The task |
The entries that follow should be reproduced exactly, with no images carried over.

Dataset rows describing interfaces |
========================================
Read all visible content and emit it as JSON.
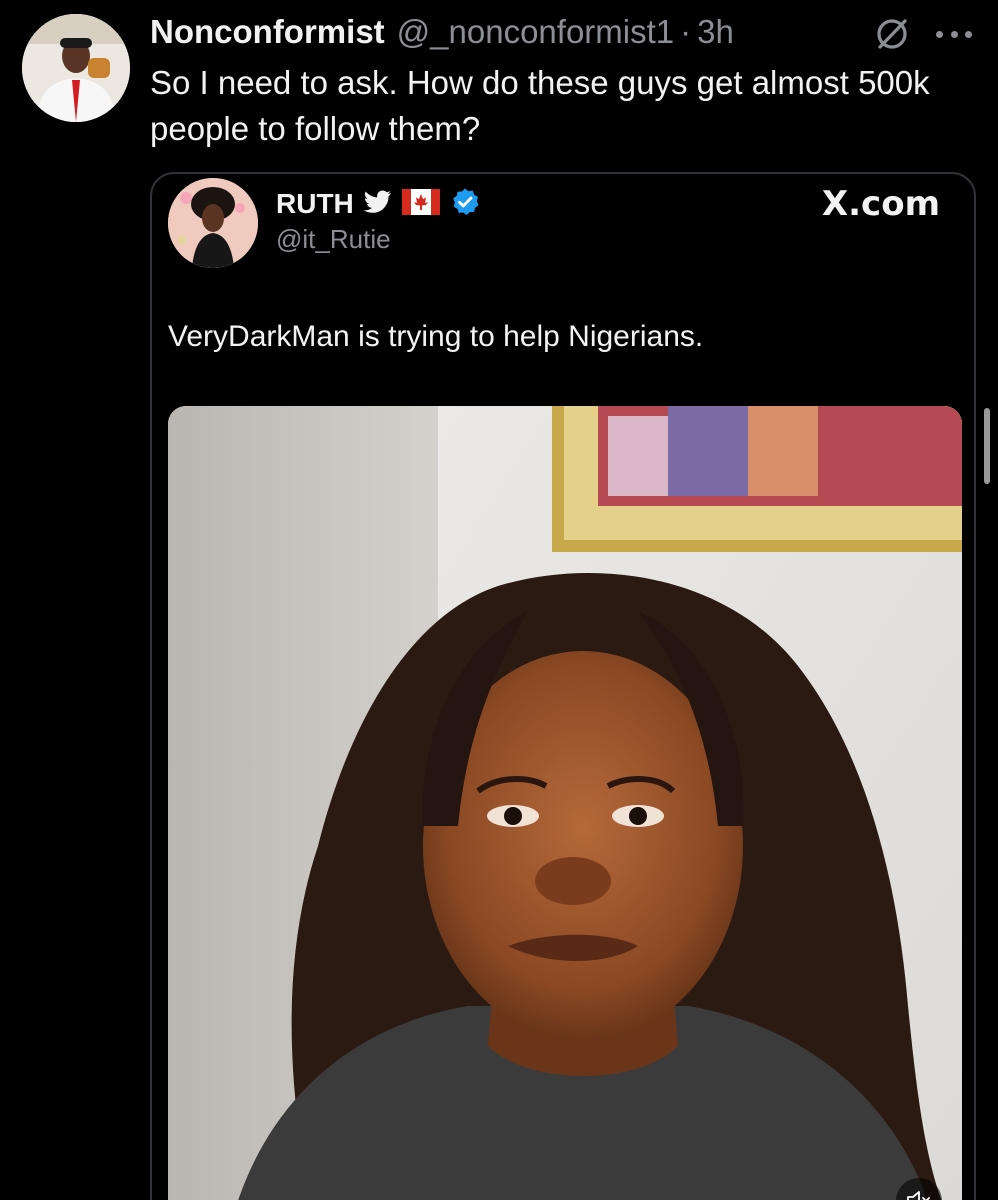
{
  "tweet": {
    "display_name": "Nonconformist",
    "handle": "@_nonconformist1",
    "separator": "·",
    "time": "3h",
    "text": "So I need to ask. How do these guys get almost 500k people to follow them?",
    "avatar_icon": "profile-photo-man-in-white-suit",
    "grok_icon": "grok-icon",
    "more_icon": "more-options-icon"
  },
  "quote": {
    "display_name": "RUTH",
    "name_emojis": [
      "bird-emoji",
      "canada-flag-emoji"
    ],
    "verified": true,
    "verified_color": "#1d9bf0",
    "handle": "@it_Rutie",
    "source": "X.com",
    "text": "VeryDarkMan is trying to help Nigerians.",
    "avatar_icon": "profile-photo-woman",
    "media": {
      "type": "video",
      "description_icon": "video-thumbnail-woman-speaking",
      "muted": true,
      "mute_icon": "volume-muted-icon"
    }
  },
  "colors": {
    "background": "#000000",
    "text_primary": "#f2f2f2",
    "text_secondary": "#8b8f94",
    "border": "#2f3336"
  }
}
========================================
Output |
Read all visible content and emit it as JSON.
{
  "tweet": {
    "display_name": "Nonconformist",
    "handle": "@_nonconformist1",
    "separator": "·",
    "time": "3h",
    "text": "So I need to ask. How do these guys get almost 500k people to follow them?",
    "avatar_icon": "profile-photo-man-in-white-suit",
    "grok_icon": "grok-icon",
    "more_icon": "more-options-icon"
  },
  "quote": {
    "display_name": "RUTH",
    "name_emojis": [
      "bird-emoji",
      "canada-flag-emoji"
    ],
    "verified": true,
    "verified_color": "#1d9bf0",
    "handle": "@it_Rutie",
    "source": "X.com",
    "text": "VeryDarkMan is trying to help Nigerians.",
    "avatar_icon": "profile-photo-woman",
    "media": {
      "type": "video",
      "description_icon": "video-thumbnail-woman-speaking",
      "muted": true,
      "mute_icon": "volume-muted-icon"
    }
  },
  "colors": {
    "background": "#000000",
    "text_primary": "#f2f2f2",
    "text_secondary": "#8b8f94",
    "border": "#2f3336"
  }
}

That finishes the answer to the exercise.